INFORMATION PROVIDED section start
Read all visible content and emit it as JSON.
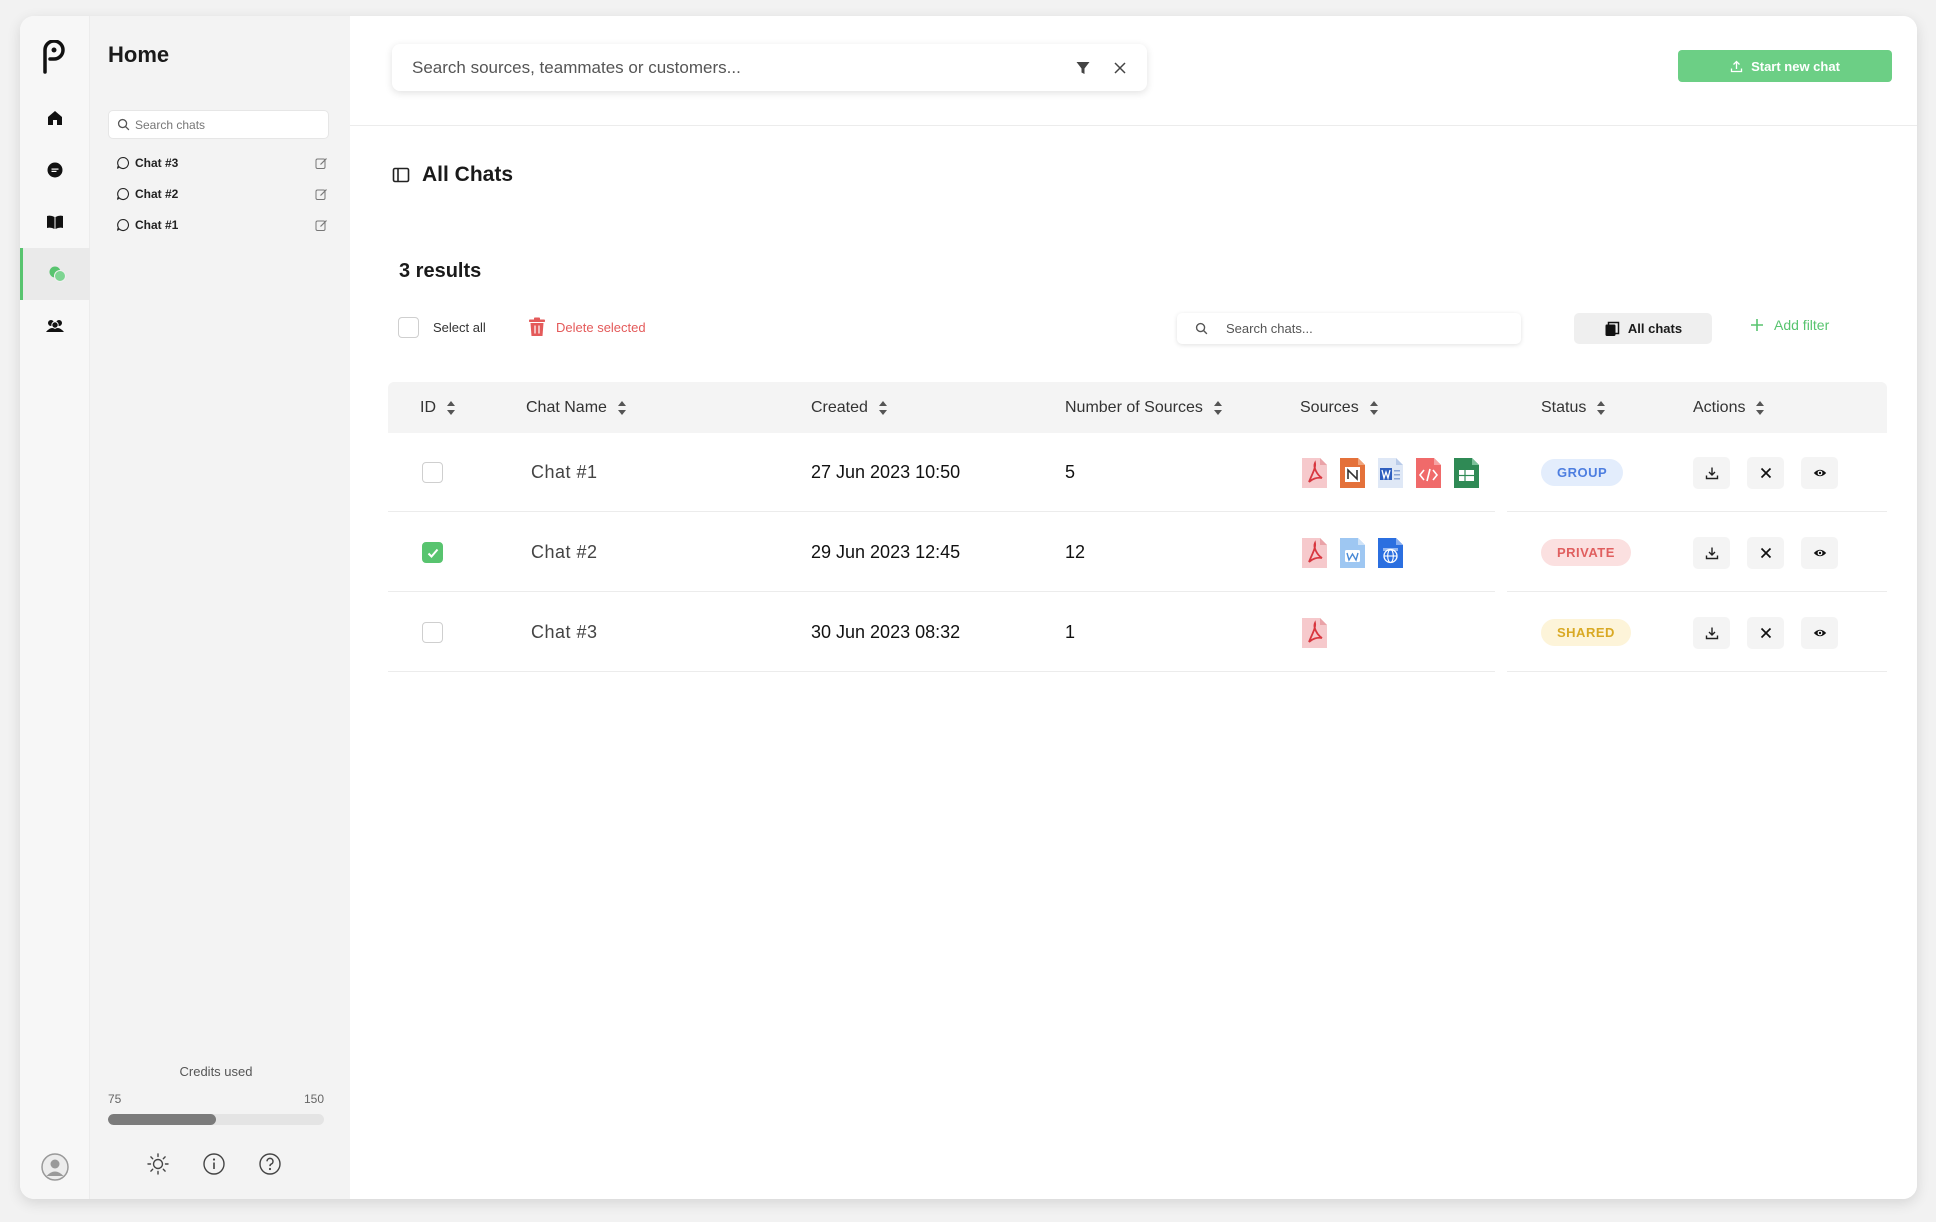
{
  "rail": {
    "items": [
      {
        "name": "home-icon",
        "active": false
      },
      {
        "name": "chat-icon",
        "active": false
      },
      {
        "name": "book-icon",
        "active": false
      },
      {
        "name": "chats-icon",
        "active": true
      },
      {
        "name": "team-icon",
        "active": false
      }
    ]
  },
  "sidebar": {
    "title": "Home",
    "search_placeholder": "Search chats",
    "chats": [
      {
        "label": "Chat #3"
      },
      {
        "label": "Chat #2"
      },
      {
        "label": "Chat #1"
      }
    ],
    "credits": {
      "label": "Credits used",
      "used": "75",
      "total": "150",
      "fraction": 0.5
    }
  },
  "topbar": {
    "search_placeholder": "Search sources, teammates or customers...",
    "new_chat_label": "Start new chat"
  },
  "page": {
    "title": "All Chats",
    "results": "3 results",
    "select_all": "Select all",
    "delete_selected": "Delete selected",
    "search_placeholder": "Search chats...",
    "all_chats": "All chats",
    "add_filter": "Add filter"
  },
  "table": {
    "columns": [
      "ID",
      "Chat Name",
      "Created",
      "Number of Sources",
      "Sources",
      "Status",
      "Actions"
    ],
    "rows": [
      {
        "checked": false,
        "name": "Chat #1",
        "created": "27 Jun 2023 10:50",
        "sources_count": "5",
        "sources": [
          "pdf",
          "notion",
          "word",
          "html",
          "sheets"
        ],
        "status": "GROUP",
        "status_kind": "group"
      },
      {
        "checked": true,
        "name": "Chat #2",
        "created": "29 Jun 2023 12:45",
        "sources_count": "12",
        "sources": [
          "pdf",
          "word-light",
          "web"
        ],
        "status": "PRIVATE",
        "status_kind": "private"
      },
      {
        "checked": false,
        "name": "Chat #3",
        "created": "30 Jun 2023 08:32",
        "sources_count": "1",
        "sources": [
          "pdf"
        ],
        "status": "SHARED",
        "status_kind": "shared"
      }
    ]
  },
  "colors": {
    "accent": "#58c46f",
    "danger": "#e45a5a"
  }
}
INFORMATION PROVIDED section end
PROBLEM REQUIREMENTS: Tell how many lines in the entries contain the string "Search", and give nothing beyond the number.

RESPONSE BELOW: 3